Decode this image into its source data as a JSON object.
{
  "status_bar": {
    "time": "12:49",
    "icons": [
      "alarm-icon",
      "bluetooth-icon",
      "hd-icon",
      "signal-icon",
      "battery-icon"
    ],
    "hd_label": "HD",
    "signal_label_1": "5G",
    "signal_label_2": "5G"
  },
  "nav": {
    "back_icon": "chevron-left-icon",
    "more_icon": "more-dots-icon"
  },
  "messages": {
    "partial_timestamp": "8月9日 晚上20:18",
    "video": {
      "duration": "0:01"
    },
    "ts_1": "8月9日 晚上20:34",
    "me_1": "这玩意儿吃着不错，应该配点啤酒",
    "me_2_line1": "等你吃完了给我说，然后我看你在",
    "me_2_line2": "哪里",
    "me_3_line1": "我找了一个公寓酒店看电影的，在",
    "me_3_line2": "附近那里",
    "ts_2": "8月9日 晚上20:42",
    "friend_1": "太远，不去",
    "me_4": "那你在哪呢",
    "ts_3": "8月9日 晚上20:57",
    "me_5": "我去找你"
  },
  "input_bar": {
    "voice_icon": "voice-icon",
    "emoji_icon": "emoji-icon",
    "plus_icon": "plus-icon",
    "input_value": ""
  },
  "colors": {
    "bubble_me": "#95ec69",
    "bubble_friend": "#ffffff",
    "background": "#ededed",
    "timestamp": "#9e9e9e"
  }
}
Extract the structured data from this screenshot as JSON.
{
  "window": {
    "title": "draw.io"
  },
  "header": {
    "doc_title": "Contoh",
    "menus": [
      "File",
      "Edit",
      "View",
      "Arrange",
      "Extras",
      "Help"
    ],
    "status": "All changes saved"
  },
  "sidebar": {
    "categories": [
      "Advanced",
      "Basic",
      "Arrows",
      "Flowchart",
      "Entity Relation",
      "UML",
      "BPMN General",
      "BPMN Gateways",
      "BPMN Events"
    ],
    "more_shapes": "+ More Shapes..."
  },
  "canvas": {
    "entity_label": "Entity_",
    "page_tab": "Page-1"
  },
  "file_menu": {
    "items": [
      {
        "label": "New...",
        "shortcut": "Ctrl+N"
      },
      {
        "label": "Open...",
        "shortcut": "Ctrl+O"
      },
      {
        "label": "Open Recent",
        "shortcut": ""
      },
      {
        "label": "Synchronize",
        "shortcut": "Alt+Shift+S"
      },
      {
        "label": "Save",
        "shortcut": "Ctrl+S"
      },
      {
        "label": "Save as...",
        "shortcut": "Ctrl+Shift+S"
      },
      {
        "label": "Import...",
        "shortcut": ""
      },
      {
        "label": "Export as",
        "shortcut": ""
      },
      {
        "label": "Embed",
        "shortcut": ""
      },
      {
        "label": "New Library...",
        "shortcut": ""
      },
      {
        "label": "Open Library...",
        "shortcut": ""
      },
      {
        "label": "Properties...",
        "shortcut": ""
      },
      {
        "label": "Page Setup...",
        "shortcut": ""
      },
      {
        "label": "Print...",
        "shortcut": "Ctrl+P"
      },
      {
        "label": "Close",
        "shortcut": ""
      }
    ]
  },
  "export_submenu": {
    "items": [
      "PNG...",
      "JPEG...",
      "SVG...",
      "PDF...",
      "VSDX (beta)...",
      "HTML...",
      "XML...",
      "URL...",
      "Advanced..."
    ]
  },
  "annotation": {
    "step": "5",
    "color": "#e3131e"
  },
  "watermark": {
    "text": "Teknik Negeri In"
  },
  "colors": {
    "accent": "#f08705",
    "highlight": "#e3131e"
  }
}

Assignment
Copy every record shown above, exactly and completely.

Exercise output
Decode this image into its source data as a JSON object.
{
  "status_bar": {
    "time": "12:49",
    "icons": [
      "alarm-icon",
      "bluetooth-icon",
      "hd-icon",
      "signal-icon",
      "battery-icon"
    ],
    "hd_label": "HD",
    "signal_label_1": "5G",
    "signal_label_2": "5G"
  },
  "nav": {
    "back_icon": "chevron-left-icon",
    "more_icon": "more-dots-icon"
  },
  "messages": {
    "partial_timestamp": "8月9日 晚上20:18",
    "video": {
      "duration": "0:01"
    },
    "ts_1": "8月9日 晚上20:34",
    "me_1": "这玩意儿吃着不错，应该配点啤酒",
    "me_2_line1": "等你吃完了给我说，然后我看你在",
    "me_2_line2": "哪里",
    "me_3_line1": "我找了一个公寓酒店看电影的，在",
    "me_3_line2": "附近那里",
    "ts_2": "8月9日 晚上20:42",
    "friend_1": "太远，不去",
    "me_4": "那你在哪呢",
    "ts_3": "8月9日 晚上20:57",
    "me_5": "我去找你"
  },
  "input_bar": {
    "voice_icon": "voice-icon",
    "emoji_icon": "emoji-icon",
    "plus_icon": "plus-icon",
    "input_value": ""
  },
  "colors": {
    "bubble_me": "#95ec69",
    "bubble_friend": "#ffffff",
    "background": "#ededed",
    "timestamp": "#9e9e9e"
  }
}
Extract the structured data from this screenshot as JSON.
{
  "window": {
    "title": "draw.io"
  },
  "header": {
    "doc_title": "Contoh",
    "menus": [
      "File",
      "Edit",
      "View",
      "Arrange",
      "Extras",
      "Help"
    ],
    "status": "All changes saved"
  },
  "sidebar": {
    "categories": [
      "Advanced",
      "Basic",
      "Arrows",
      "Flowchart",
      "Entity Relation",
      "UML",
      "BPMN General",
      "BPMN Gateways",
      "BPMN Events"
    ],
    "more_shapes": "+ More Shapes..."
  },
  "canvas": {
    "entity_label": "Entity_",
    "page_tab": "Page-1"
  },
  "file_menu": {
    "items": [
      {
        "label": "New...",
        "shortcut": "Ctrl+N"
      },
      {
        "label": "Open...",
        "shortcut": "Ctrl+O"
      },
      {
        "label": "Open Recent",
        "shortcut": ""
      },
      {
        "label": "Synchronize",
        "shortcut": "Alt+Shift+S"
      },
      {
        "label": "Save",
        "shortcut": "Ctrl+S"
      },
      {
        "label": "Save as...",
        "shortcut": "Ctrl+Shift+S"
      },
      {
        "label": "Import...",
        "shortcut": ""
      },
      {
        "label": "Export as",
        "shortcut": ""
      },
      {
        "label": "Embed",
        "shortcut": ""
      },
      {
        "label": "New Library...",
        "shortcut": ""
      },
      {
        "label": "Open Library...",
        "shortcut": ""
      },
      {
        "label": "Properties...",
        "shortcut": ""
      },
      {
        "label": "Page Setup...",
        "shortcut": ""
      },
      {
        "label": "Print...",
        "shortcut": "Ctrl+P"
      },
      {
        "label": "Close",
        "shortcut": ""
      }
    ]
  },
  "export_submenu": {
    "items": [
      "PNG...",
      "JPEG...",
      "SVG...",
      "PDF...",
      "VSDX (beta)...",
      "HTML...",
      "XML...",
      "URL...",
      "Advanced..."
    ]
  },
  "annotation": {
    "step": "5",
    "color": "#e3131e"
  },
  "watermark": {
    "text": "Teknik Negeri In"
  },
  "colors": {
    "accent": "#f08705",
    "highlight": "#e3131e"
  }
}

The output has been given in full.